* **Information supplied**
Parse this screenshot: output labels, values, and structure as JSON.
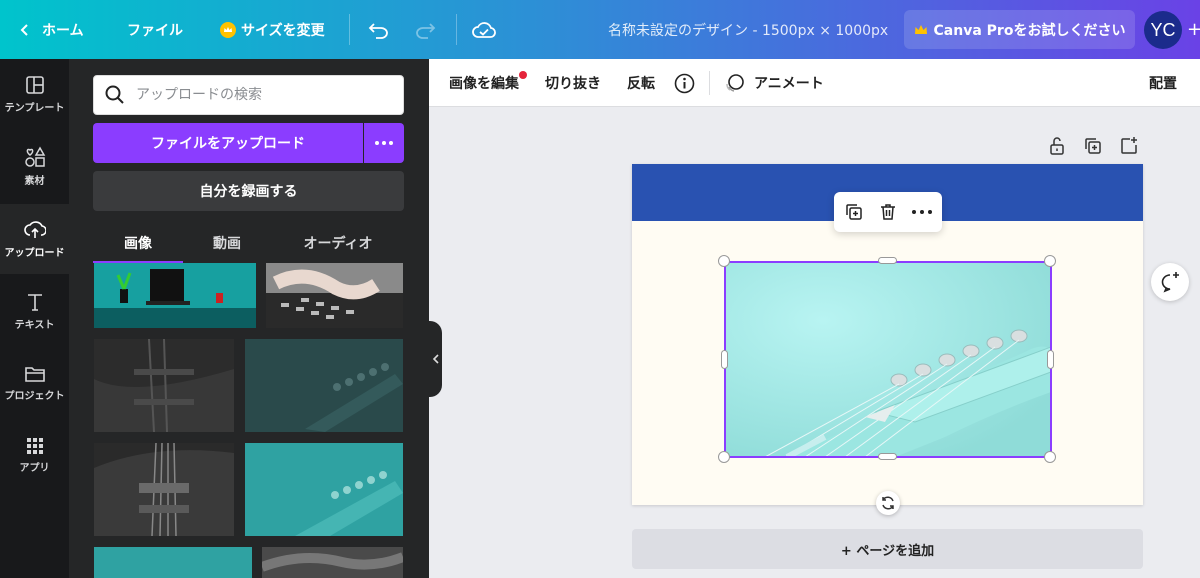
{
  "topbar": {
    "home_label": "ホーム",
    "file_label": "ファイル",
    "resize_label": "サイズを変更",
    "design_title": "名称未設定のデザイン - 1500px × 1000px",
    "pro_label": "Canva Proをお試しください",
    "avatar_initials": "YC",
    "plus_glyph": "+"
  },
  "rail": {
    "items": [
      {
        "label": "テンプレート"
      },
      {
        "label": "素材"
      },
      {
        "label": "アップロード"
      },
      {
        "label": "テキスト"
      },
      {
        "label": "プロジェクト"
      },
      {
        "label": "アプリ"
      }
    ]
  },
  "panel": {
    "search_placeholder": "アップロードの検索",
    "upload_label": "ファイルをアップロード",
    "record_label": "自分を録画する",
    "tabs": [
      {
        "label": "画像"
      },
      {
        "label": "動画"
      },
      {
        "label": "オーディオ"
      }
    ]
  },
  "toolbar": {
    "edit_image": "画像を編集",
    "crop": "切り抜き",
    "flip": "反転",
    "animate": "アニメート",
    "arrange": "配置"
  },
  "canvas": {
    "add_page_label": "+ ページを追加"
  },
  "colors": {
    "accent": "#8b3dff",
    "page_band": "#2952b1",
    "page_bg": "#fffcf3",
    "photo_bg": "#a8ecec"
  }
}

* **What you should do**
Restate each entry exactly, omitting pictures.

* **Final answer**
Parse this screenshot: output labels, values, and structure as JSON.
{
  "topbar": {
    "home_label": "ホーム",
    "file_label": "ファイル",
    "resize_label": "サイズを変更",
    "design_title": "名称未設定のデザイン - 1500px × 1000px",
    "pro_label": "Canva Proをお試しください",
    "avatar_initials": "YC",
    "plus_glyph": "+"
  },
  "rail": {
    "items": [
      {
        "label": "テンプレート"
      },
      {
        "label": "素材"
      },
      {
        "label": "アップロード"
      },
      {
        "label": "テキスト"
      },
      {
        "label": "プロジェクト"
      },
      {
        "label": "アプリ"
      }
    ]
  },
  "panel": {
    "search_placeholder": "アップロードの検索",
    "upload_label": "ファイルをアップロード",
    "record_label": "自分を録画する",
    "tabs": [
      {
        "label": "画像"
      },
      {
        "label": "動画"
      },
      {
        "label": "オーディオ"
      }
    ]
  },
  "toolbar": {
    "edit_image": "画像を編集",
    "crop": "切り抜き",
    "flip": "反転",
    "animate": "アニメート",
    "arrange": "配置"
  },
  "canvas": {
    "add_page_label": "+ ページを追加"
  },
  "colors": {
    "accent": "#8b3dff",
    "page_band": "#2952b1",
    "page_bg": "#fffcf3",
    "photo_bg": "#a8ecec"
  }
}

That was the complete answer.